**YOUR INSTRUCTIONS**: The answer is all of the data, repeated exactly.

(Dataset rows for apps and sites)
----

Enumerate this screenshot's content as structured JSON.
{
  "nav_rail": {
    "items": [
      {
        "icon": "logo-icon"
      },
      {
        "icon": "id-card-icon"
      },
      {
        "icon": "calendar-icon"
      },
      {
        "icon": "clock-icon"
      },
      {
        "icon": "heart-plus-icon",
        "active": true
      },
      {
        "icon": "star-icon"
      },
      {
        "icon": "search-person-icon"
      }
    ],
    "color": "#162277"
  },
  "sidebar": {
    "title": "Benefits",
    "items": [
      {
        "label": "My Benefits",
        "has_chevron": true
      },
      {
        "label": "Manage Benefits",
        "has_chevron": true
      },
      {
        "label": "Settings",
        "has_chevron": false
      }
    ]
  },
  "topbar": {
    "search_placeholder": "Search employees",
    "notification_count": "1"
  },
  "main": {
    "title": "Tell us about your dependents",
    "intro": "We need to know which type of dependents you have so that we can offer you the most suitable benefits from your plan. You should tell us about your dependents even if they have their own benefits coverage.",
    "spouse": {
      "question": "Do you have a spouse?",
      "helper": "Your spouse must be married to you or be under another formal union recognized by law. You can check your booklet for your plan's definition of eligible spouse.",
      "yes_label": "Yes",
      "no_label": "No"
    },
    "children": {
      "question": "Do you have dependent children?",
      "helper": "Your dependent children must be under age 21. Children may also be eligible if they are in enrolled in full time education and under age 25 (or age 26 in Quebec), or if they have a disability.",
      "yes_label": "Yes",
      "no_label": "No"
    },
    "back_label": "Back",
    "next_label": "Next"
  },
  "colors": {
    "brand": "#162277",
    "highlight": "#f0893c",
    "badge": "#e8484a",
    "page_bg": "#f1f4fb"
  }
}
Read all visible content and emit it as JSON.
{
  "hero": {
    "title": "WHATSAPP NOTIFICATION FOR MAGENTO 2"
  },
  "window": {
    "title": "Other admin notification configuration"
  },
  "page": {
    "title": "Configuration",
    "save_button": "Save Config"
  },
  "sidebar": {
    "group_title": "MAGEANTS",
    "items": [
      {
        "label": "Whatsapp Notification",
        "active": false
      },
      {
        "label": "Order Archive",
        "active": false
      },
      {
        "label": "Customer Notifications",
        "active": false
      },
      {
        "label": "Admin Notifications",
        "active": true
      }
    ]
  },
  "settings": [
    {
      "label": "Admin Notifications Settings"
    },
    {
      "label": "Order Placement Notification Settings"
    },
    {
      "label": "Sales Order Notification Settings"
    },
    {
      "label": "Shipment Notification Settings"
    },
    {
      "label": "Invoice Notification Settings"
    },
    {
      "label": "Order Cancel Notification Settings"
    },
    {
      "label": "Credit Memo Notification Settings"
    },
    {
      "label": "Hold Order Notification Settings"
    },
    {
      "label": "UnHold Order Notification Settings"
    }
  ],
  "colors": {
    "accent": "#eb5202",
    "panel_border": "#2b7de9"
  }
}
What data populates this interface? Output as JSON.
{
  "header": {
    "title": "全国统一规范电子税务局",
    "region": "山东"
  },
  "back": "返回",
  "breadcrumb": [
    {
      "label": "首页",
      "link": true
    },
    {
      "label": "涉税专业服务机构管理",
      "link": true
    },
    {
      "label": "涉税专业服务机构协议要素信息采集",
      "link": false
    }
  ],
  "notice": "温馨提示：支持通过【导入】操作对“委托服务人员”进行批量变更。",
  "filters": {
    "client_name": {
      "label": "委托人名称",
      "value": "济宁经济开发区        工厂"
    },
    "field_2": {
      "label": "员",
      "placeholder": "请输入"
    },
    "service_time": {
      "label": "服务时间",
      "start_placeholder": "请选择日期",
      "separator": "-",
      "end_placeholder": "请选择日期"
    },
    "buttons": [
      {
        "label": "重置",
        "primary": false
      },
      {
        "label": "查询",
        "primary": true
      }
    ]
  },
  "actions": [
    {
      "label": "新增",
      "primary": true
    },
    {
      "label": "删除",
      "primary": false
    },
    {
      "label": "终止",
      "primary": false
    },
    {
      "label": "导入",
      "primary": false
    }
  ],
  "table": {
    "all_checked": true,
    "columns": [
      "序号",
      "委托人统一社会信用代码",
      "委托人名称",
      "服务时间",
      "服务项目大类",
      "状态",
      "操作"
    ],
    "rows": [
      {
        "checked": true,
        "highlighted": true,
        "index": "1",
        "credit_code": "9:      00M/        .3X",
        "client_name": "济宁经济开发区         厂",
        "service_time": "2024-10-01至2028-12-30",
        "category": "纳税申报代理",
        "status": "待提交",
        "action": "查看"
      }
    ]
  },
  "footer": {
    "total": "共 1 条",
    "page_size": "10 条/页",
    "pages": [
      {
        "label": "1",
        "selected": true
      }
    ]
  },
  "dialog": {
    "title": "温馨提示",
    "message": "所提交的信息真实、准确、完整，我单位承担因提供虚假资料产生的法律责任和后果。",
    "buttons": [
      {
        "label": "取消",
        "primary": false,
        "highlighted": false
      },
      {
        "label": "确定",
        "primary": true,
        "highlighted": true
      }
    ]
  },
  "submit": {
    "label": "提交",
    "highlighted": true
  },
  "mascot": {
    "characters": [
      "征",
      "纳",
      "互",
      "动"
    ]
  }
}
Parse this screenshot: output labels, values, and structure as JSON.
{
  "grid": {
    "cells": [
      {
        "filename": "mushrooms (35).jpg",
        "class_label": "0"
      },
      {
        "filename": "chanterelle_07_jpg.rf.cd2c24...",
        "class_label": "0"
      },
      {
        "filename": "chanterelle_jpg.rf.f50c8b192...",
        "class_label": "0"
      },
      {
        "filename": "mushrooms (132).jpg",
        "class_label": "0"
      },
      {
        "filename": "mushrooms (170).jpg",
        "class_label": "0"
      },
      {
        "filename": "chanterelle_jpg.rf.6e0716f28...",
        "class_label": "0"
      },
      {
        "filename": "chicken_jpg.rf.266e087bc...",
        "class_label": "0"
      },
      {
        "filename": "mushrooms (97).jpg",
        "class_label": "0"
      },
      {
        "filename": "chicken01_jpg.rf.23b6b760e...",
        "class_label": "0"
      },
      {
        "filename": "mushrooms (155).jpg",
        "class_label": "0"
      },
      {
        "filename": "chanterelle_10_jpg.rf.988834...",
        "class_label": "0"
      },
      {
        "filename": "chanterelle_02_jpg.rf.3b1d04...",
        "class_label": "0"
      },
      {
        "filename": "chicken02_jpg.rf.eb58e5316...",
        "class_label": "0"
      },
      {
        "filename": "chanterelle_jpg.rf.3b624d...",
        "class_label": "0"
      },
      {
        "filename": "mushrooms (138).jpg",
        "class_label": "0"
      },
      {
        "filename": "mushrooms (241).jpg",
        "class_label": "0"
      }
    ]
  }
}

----

**EXERCISE ANSWER**:
Enumerate this screenshot's content as structured JSON.
{
  "nav_rail": {
    "items": [
      {
        "icon": "logo-icon"
      },
      {
        "icon": "id-card-icon"
      },
      {
        "icon": "calendar-icon"
      },
      {
        "icon": "clock-icon"
      },
      {
        "icon": "heart-plus-icon",
        "active": true
      },
      {
        "icon": "star-icon"
      },
      {
        "icon": "search-person-icon"
      }
    ],
    "color": "#162277"
  },
  "sidebar": {
    "title": "Benefits",
    "items": [
      {
        "label": "My Benefits",
        "has_chevron": true
      },
      {
        "label": "Manage Benefits",
        "has_chevron": true
      },
      {
        "label": "Settings",
        "has_chevron": false
      }
    ]
  },
  "topbar": {
    "search_placeholder": "Search employees",
    "notification_count": "1"
  },
  "main": {
    "title": "Tell us about your dependents",
    "intro": "We need to know which type of dependents you have so that we can offer you the most suitable benefits from your plan. You should tell us about your dependents even if they have their own benefits coverage.",
    "spouse": {
      "question": "Do you have a spouse?",
      "helper": "Your spouse must be married to you or be under another formal union recognized by law. You can check your booklet for your plan's definition of eligible spouse.",
      "yes_label": "Yes",
      "no_label": "No"
    },
    "children": {
      "question": "Do you have dependent children?",
      "helper": "Your dependent children must be under age 21. Children may also be eligible if they are in enrolled in full time education and under age 25 (or age 26 in Quebec), or if they have a disability.",
      "yes_label": "Yes",
      "no_label": "No"
    },
    "back_label": "Back",
    "next_label": "Next"
  },
  "colors": {
    "brand": "#162277",
    "highlight": "#f0893c",
    "badge": "#e8484a",
    "page_bg": "#f1f4fb"
  }
}
Read all visible content and emit it as JSON.
{
  "hero": {
    "title": "WHATSAPP NOTIFICATION FOR MAGENTO 2"
  },
  "window": {
    "title": "Other admin notification configuration"
  },
  "page": {
    "title": "Configuration",
    "save_button": "Save Config"
  },
  "sidebar": {
    "group_title": "MAGEANTS",
    "items": [
      {
        "label": "Whatsapp Notification",
        "active": false
      },
      {
        "label": "Order Archive",
        "active": false
      },
      {
        "label": "Customer Notifications",
        "active": false
      },
      {
        "label": "Admin Notifications",
        "active": true
      }
    ]
  },
  "settings": [
    {
      "label": "Admin Notifications Settings"
    },
    {
      "label": "Order Placement Notification Settings"
    },
    {
      "label": "Sales Order Notification Settings"
    },
    {
      "label": "Shipment Notification Settings"
    },
    {
      "label": "Invoice Notification Settings"
    },
    {
      "label": "Order Cancel Notification Settings"
    },
    {
      "label": "Credit Memo Notification Settings"
    },
    {
      "label": "Hold Order Notification Settings"
    },
    {
      "label": "UnHold Order Notification Settings"
    }
  ],
  "colors": {
    "accent": "#eb5202",
    "panel_border": "#2b7de9"
  }
}
What data populates this interface? Output as JSON.
{
  "header": {
    "title": "全国统一规范电子税务局",
    "region": "山东"
  },
  "back": "返回",
  "breadcrumb": [
    {
      "label": "首页",
      "link": true
    },
    {
      "label": "涉税专业服务机构管理",
      "link": true
    },
    {
      "label": "涉税专业服务机构协议要素信息采集",
      "link": false
    }
  ],
  "notice": "温馨提示：支持通过【导入】操作对“委托服务人员”进行批量变更。",
  "filters": {
    "client_name": {
      "label": "委托人名称",
      "value": "济宁经济开发区        工厂"
    },
    "field_2": {
      "label": "员",
      "placeholder": "请输入"
    },
    "service_time": {
      "label": "服务时间",
      "start_placeholder": "请选择日期",
      "separator": "-",
      "end_placeholder": "请选择日期"
    },
    "buttons": [
      {
        "label": "重置",
        "primary": false
      },
      {
        "label": "查询",
        "primary": true
      }
    ]
  },
  "actions": [
    {
      "label": "新增",
      "primary": true
    },
    {
      "label": "删除",
      "primary": false
    },
    {
      "label": "终止",
      "primary": false
    },
    {
      "label": "导入",
      "primary": false
    }
  ],
  "table": {
    "all_checked": true,
    "columns": [
      "序号",
      "委托人统一社会信用代码",
      "委托人名称",
      "服务时间",
      "服务项目大类",
      "状态",
      "操作"
    ],
    "rows": [
      {
        "checked": true,
        "highlighted": true,
        "index": "1",
        "credit_code": "9:      00M/        .3X",
        "client_name": "济宁经济开发区         厂",
        "service_time": "2024-10-01至2028-12-30",
        "category": "纳税申报代理",
        "status": "待提交",
        "action": "查看"
      }
    ]
  },
  "footer": {
    "total": "共 1 条",
    "page_size": "10 条/页",
    "pages": [
      {
        "label": "1",
        "selected": true
      }
    ]
  },
  "dialog": {
    "title": "温馨提示",
    "message": "所提交的信息真实、准确、完整，我单位承担因提供虚假资料产生的法律责任和后果。",
    "buttons": [
      {
        "label": "取消",
        "primary": false,
        "highlighted": false
      },
      {
        "label": "确定",
        "primary": true,
        "highlighted": true
      }
    ]
  },
  "submit": {
    "label": "提交",
    "highlighted": true
  },
  "mascot": {
    "characters": [
      "征",
      "纳",
      "互",
      "动"
    ]
  }
}
Parse this screenshot: output labels, values, and structure as JSON.
{
  "grid": {
    "cells": [
      {
        "filename": "mushrooms (35).jpg",
        "class_label": "0"
      },
      {
        "filename": "chanterelle_07_jpg.rf.cd2c24...",
        "class_label": "0"
      },
      {
        "filename": "chanterelle_jpg.rf.f50c8b192...",
        "class_label": "0"
      },
      {
        "filename": "mushrooms (132).jpg",
        "class_label": "0"
      },
      {
        "filename": "mushrooms (170).jpg",
        "class_label": "0"
      },
      {
        "filename": "chanterelle_jpg.rf.6e0716f28...",
        "class_label": "0"
      },
      {
        "filename": "chicken_jpg.rf.266e087bc...",
        "class_label": "0"
      },
      {
        "filename": "mushrooms (97).jpg",
        "class_label": "0"
      },
      {
        "filename": "chicken01_jpg.rf.23b6b760e...",
        "class_label": "0"
      },
      {
        "filename": "mushrooms (155).jpg",
        "class_label": "0"
      },
      {
        "filename": "chanterelle_10_jpg.rf.988834...",
        "class_label": "0"
      },
      {
        "filename": "chanterelle_02_jpg.rf.3b1d04...",
        "class_label": "0"
      },
      {
        "filename": "chicken02_jpg.rf.eb58e5316...",
        "class_label": "0"
      },
      {
        "filename": "chanterelle_jpg.rf.3b624d...",
        "class_label": "0"
      },
      {
        "filename": "mushrooms (138).jpg",
        "class_label": "0"
      },
      {
        "filename": "mushrooms (241).jpg",
        "class_label": "0"
      }
    ]
  }
}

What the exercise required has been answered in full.